(3) movement, distortion, collapse or settling of the ground or the supporting structure on which Trex products are installed;

(4) any act of God (such as flooding, hurricane, earthquake, lightning, etc.), environmental condition (such as air pollution, mold, mildew, etc.), staining from foreign substances (such as dirt, grease, oil, etc.), or normal weathering (defined as exposure to sunlight, weather and atmosphere which will cause any colored surface to gradually fade, flake, chalk, or accumulate dirt or stains);
I find it laughable that they include mold in the "Act of God" category--but, there it is. They quickly lump stains and fading into this "Act of God category as well. Keep in mind that they had issues with flaking last year and they have set aside many millions of dollars for compensation of homeowners after closing the plant in Arizona.
(5) variations or changes in color of Trex products;
Every batch is a slightly different color--no big deal really.
(6) improper handling, storage, abuse or neglect of Trex products by Purchaser, the transferee or third parties; or leaves left on for weeks, dirt on the decking... barbecue grease spillage--don't be abusive to your deck is the message... better still, don't use it.

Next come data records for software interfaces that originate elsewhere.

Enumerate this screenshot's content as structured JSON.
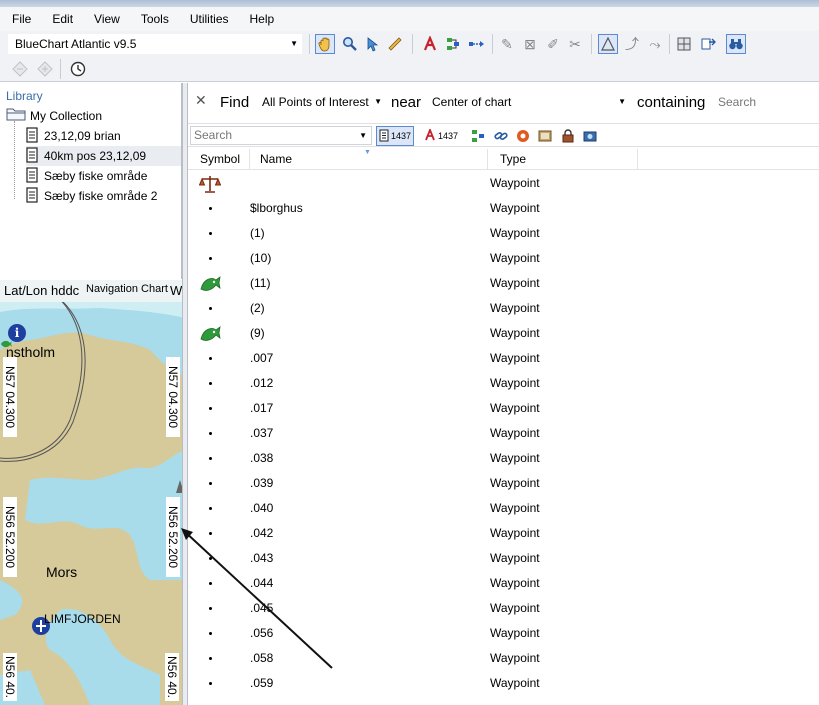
{
  "menu": [
    "File",
    "Edit",
    "View",
    "Tools",
    "Utilities",
    "Help"
  ],
  "toolbar": {
    "chart_select": "BlueChart Atlantic v9.5",
    "icons": [
      "hand-pan-icon",
      "zoom-icon",
      "pointer-icon",
      "measure-ruler-icon",
      "route-tool-icon",
      "track-tool-icon",
      "route-join-icon",
      "pencil-icon",
      "eraser-icon",
      "erase-all-icon",
      "cut-icon",
      "select-icon",
      "waypoint-tool-icon",
      "route-edit-icon",
      "grid-icon",
      "transfer-icon",
      "binoculars-icon"
    ]
  },
  "library": {
    "title": "Library",
    "collection": "My Collection",
    "items": [
      {
        "label": "23,12,09 brian"
      },
      {
        "label": "40km pos 23,12,09"
      },
      {
        "label": "Sæby fiske område"
      },
      {
        "label": "Sæby fiske område 2"
      }
    ]
  },
  "map": {
    "header_left": "Lat/Lon hddc",
    "header_tab": "Navigation Chart",
    "header_right": "W",
    "labels": {
      "place1": "nstholm",
      "place2": "Mors",
      "place3": "LIMFJORDEN",
      "lat1": "N57 04.300",
      "lat1r": "N57 04.300",
      "lat2": "N56 52.200",
      "lat2r": "N56 52.200",
      "lat3": "N56 40.",
      "lat3r": "N56 40."
    }
  },
  "find": {
    "find_label": "Find",
    "what": "All Points of Interest",
    "near_label": "near",
    "near": "Center of chart",
    "containing_label": "containing",
    "search_placeholder": "Search"
  },
  "filter": {
    "search_placeholder": "Search",
    "waypoint_count": "1437",
    "route_count": "1437"
  },
  "columns": [
    "Symbol",
    "Name",
    "Type"
  ],
  "rows": [
    {
      "symbol": "scales-icon",
      "name": "",
      "type": "Waypoint"
    },
    {
      "symbol": "dot",
      "name": "$lborghus",
      "type": "Waypoint"
    },
    {
      "symbol": "dot",
      "name": "(1)",
      "type": "Waypoint"
    },
    {
      "symbol": "dot",
      "name": "(10)",
      "type": "Waypoint"
    },
    {
      "symbol": "fish-icon",
      "name": "(11)",
      "type": "Waypoint"
    },
    {
      "symbol": "dot",
      "name": "(2)",
      "type": "Waypoint"
    },
    {
      "symbol": "fish-icon",
      "name": "(9)",
      "type": "Waypoint"
    },
    {
      "symbol": "dot",
      "name": ".007",
      "type": "Waypoint"
    },
    {
      "symbol": "dot",
      "name": ".012",
      "type": "Waypoint"
    },
    {
      "symbol": "dot",
      "name": ".017",
      "type": "Waypoint"
    },
    {
      "symbol": "dot",
      "name": ".037",
      "type": "Waypoint"
    },
    {
      "symbol": "dot",
      "name": ".038",
      "type": "Waypoint"
    },
    {
      "symbol": "dot",
      "name": ".039",
      "type": "Waypoint"
    },
    {
      "symbol": "dot",
      "name": ".040",
      "type": "Waypoint"
    },
    {
      "symbol": "dot",
      "name": ".042",
      "type": "Waypoint"
    },
    {
      "symbol": "dot",
      "name": ".043",
      "type": "Waypoint"
    },
    {
      "symbol": "dot",
      "name": ".044",
      "type": "Waypoint"
    },
    {
      "symbol": "dot",
      "name": ".045",
      "type": "Waypoint"
    },
    {
      "symbol": "dot",
      "name": ".056",
      "type": "Waypoint"
    },
    {
      "symbol": "dot",
      "name": ".058",
      "type": "Waypoint"
    },
    {
      "symbol": "dot",
      "name": ".059",
      "type": "Waypoint"
    }
  ],
  "colors": {
    "water": "#a8dcea",
    "land": "#d6c99a",
    "accent": "#3a6ea8",
    "fish": "#2e9a3a"
  }
}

(7) ordinary wear and tear. That is a difficult thing to define.
In summation-- many things most people expect to be covered by Trex Warranty--Simply is not.

Do your research.



Friday, July 18, 2008

Pergola Design 101, part 2; Pergola Design Rules:

  • More than 12' spans are expensive, use sparingly.
  • Pergolas should have more than 4 posts whenever possible, 4 post pergolas always have that "Amateur Look".
If I get another amateur designer/homeowner ask for free plans for a 16' x 18’ pergola perched on 4 posts I am going to scream.

Not only is it a design faux pas, but it is just plain dangerous to run that close to the edge. First strong wind—first sign of rot—first tremor and your dream pergola with only 4 posts is likely to hit the ground. (If not designed properly)

What are they thinking?
A post stuck in the ground will never move?

A post perched upon a sonotube has infinite lateral strength?

Maybe that the footings are the difficult part of the job so they only want to do 4?

Or is it that they wouldn’t want anything to obstruct their wide open view. Why bother building a pergola if you don’t want to look at it. Does a pergola not frame the view?

Then again when you look at the pergolas typically built by deck contractors, with their 4 posts and their 2 stacks of sticks designs, I would prefer not to look at it either.

Go ahead—ask if we can give you plans for a 16 x18 pergola with only 4 support posts and try to cut me off before I explain why that is a really—really bad idea.

We can design a pergola that size with only 4 posts… the posts will be massive (and come at a premium), the footings are likely to be 2-3’ in width, (also at a premium), and the beam is likely to be more than 16” high, (heavy premium-and will obstruct some of your precious view).
If you are willing to shorten up the spans and use 8 or 12 posts rather than 4 it will be about ½ the price—and just my opinion, but I think it will add architectural intrigue to your home and frame the view rather nicely.

Here’s another article about the same subject: large span pergolas


Thursday, July 03, 2008


Eon really isn't composite decking. It is plastic, and walking on it feels like walking on hollow plastic tubes. We've heard all kinds of complaints and I'm not going to rehash them. If you are thinking about purchasing a deck clad with Eon product go and walk on an Eon deck, and choose a cool day to do it.

On a cool day you will see the gaps between the boards that tell me instantly--this is Eon. One client referred to it as "Orgasmic"--it groans all day long while the sun moves across it.

This customer put down this decking a few years ago--before they had a proper installation guide. Boards have cracked and broken and the shrunken away from the joists to the point of collapse.

I am doing design work for these folks presently and the first project is putting proper decking on this substantial frame--and giving it a better looking rail. They will likely be putting down TigerDeck.